    However, we don’t take user interaction decisions lightly. We know that they can and will affect how people work and we want to make the choice that tries to have the most positive impact and least negative impact. Talking to you guys is a way to tell how good/bad these chocies will be.

  22. Radu Grigore says:

    "Radu: What program was that?"

    Poseidon for UML CE.

  23. Nicole Calinoiu says:

    Cyrus: Guess I wasn’t really being explicit enough regarding why I made the option suggestion in the first place…

    For this particular situation, I just can’t see any one path being a good general approach. After all, the main goal of the "implement interface" functionality would supposedly be to save the user both time and effort. Even though the situation that causes the potential problem is expected to be rare, users probably shouldn’t ever run into a scenario where using the "implement interface" functionality costs them more time and effort than just manually typing out all the stubs.

    Unfortunately, for each of the possible paths, I can think of at least one example where implementing with that path would end up being a worse approach than just slogging through the typing. If individual developers choose to punish themselves in this way, that’s their problem. However, if you lock a particular behaviour into the tool, we’re might all be suffering sooner or later.

    It’s also probably worth considering that the typical needs of API developers and end-product developers are very different wrt this issue. There are many more of the latter, so you’ll definitely want to accomodate their preferences. However, if you don’t meet the needs of the API developers, the burden of suffering might very well be transferred to their clients, those very same end-product developers.

    By the bye… If you’re running into this sort of decision problem with many features, I would definitely agree that the dialog route is not very attractive. However, this doesn’t mean that another approach to offering the options wouldn’t be acceptable to most users. It’s probably way too late to integrate a new settings mechanism into Whidbey, but here’s what my own personal preference would lean toward:

    1. Each of this type of option bundled under some "decisions" tree in the VStudio options hierarchy.

    2. Settings from #1 would be overrideable, where appropriate, at the solution and project levels.

    3. Settings could be easily transferred between users, solutions, and projects.

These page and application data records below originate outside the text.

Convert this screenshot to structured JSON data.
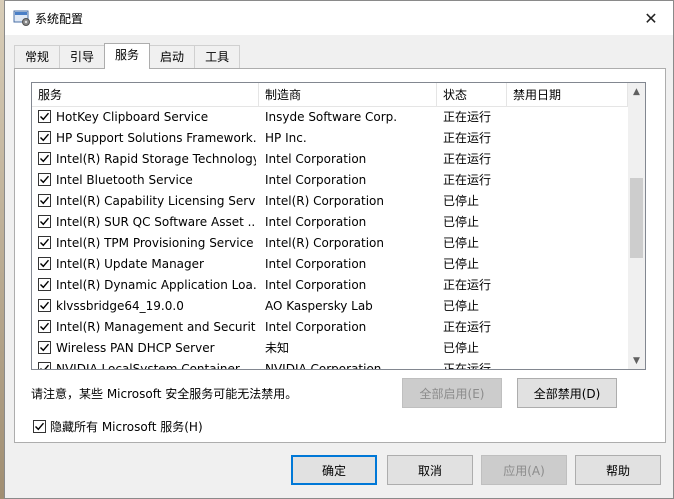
{
  "window": {
    "title": "系统配置",
    "close_glyph": "✕",
    "icon": "msconfig-icon"
  },
  "tabs": [
    {
      "label": "常规"
    },
    {
      "label": "引导"
    },
    {
      "label": "服务",
      "active": true
    },
    {
      "label": "启动"
    },
    {
      "label": "工具"
    }
  ],
  "services": {
    "columns": {
      "name": "服务",
      "manufacturer": "制造商",
      "status": "状态",
      "disabled_date": "禁用日期"
    },
    "rows": [
      {
        "checked": true,
        "name": "HotKey Clipboard Service",
        "manufacturer": "Insyde Software Corp.",
        "status": "正在运行"
      },
      {
        "checked": true,
        "name": "HP Support Solutions Framework...",
        "manufacturer": "HP Inc.",
        "status": "正在运行"
      },
      {
        "checked": true,
        "name": "Intel(R) Rapid Storage Technology",
        "manufacturer": "Intel Corporation",
        "status": "正在运行"
      },
      {
        "checked": true,
        "name": "Intel Bluetooth Service",
        "manufacturer": "Intel Corporation",
        "status": "正在运行"
      },
      {
        "checked": true,
        "name": "Intel(R) Capability Licensing Servi...",
        "manufacturer": "Intel(R) Corporation",
        "status": "已停止"
      },
      {
        "checked": true,
        "name": "Intel(R) SUR QC Software Asset ...",
        "manufacturer": "Intel Corporation",
        "status": "已停止"
      },
      {
        "checked": true,
        "name": "Intel(R) TPM Provisioning Service",
        "manufacturer": "Intel(R) Corporation",
        "status": "已停止"
      },
      {
        "checked": true,
        "name": "Intel(R) Update Manager",
        "manufacturer": "Intel Corporation",
        "status": "已停止"
      },
      {
        "checked": true,
        "name": "Intel(R) Dynamic Application Loa...",
        "manufacturer": "Intel Corporation",
        "status": "正在运行"
      },
      {
        "checked": true,
        "name": "klvssbridge64_19.0.0",
        "manufacturer": "AO Kaspersky Lab",
        "status": "已停止"
      },
      {
        "checked": true,
        "name": "Intel(R) Management and Securit...",
        "manufacturer": "Intel Corporation",
        "status": "正在运行"
      },
      {
        "checked": true,
        "name": "Wireless PAN DHCP Server",
        "manufacturer": "未知",
        "status": "已停止"
      },
      {
        "checked": true,
        "name": "NVIDIA LocalSystem Container",
        "manufacturer": "NVIDIA Corporation",
        "status": "正在运行"
      }
    ]
  },
  "note": "请注意，某些 Microsoft 安全服务可能无法禁用。",
  "buttons": {
    "enable_all": "全部启用(E)",
    "disable_all": "全部禁用(D)",
    "ok": "确定",
    "cancel": "取消",
    "apply": "应用(A)",
    "help": "帮助"
  },
  "hide_ms": {
    "label": "隐藏所有 Microsoft 服务(H)",
    "checked": true
  }
}
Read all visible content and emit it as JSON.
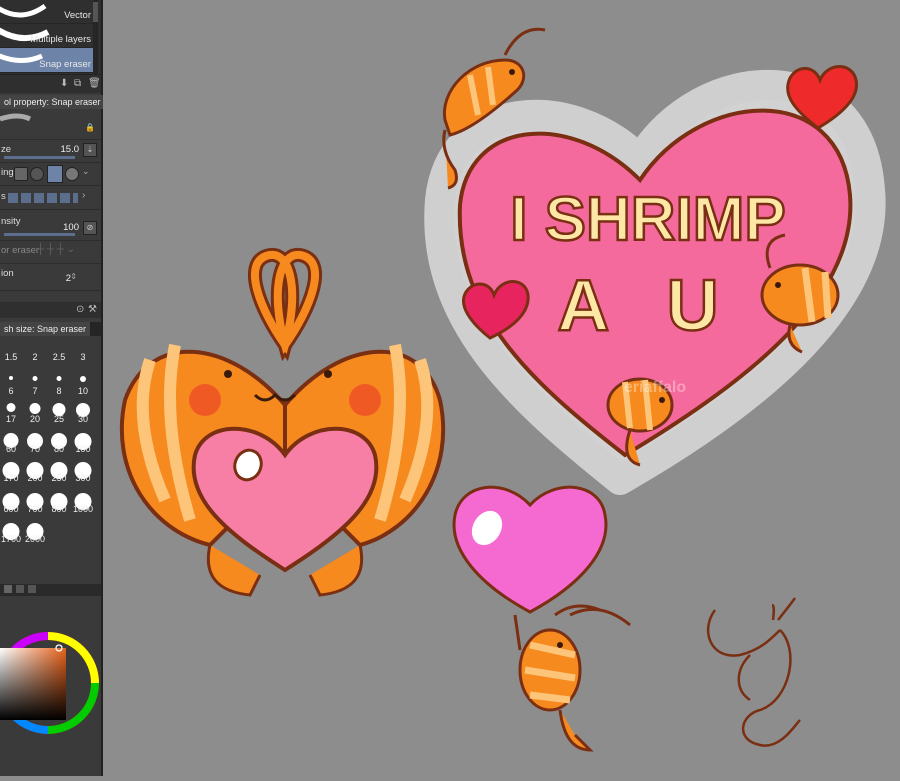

    4. Named settings "bundles" could be defined and applied to users, solutions, and projects. VStudio should probably ship with a few pre-defined bundles to facilitate initial setup for developers who work mainly in one role.

    Folks who never discover the functionality or just plain don’t care would essentially be no worse off than if you were to choose one path for all of us. Obviously, some special care would be required to ensure that solution/project settings don’t cause any nasty surprises for these users, but I’ve already rambled on long enough, so I’ll just stop right here. <g>

  24. Nicole: Thanks for the response. I jsut found this now (outlook had categorized it as spam).

    I would like some clarification of what you mean by "Unfortunately, for each of the possible paths, I can think of at least one example where implementing with that path would end up being a worse approach than just slogging through the typing"

    Could you give examples of each?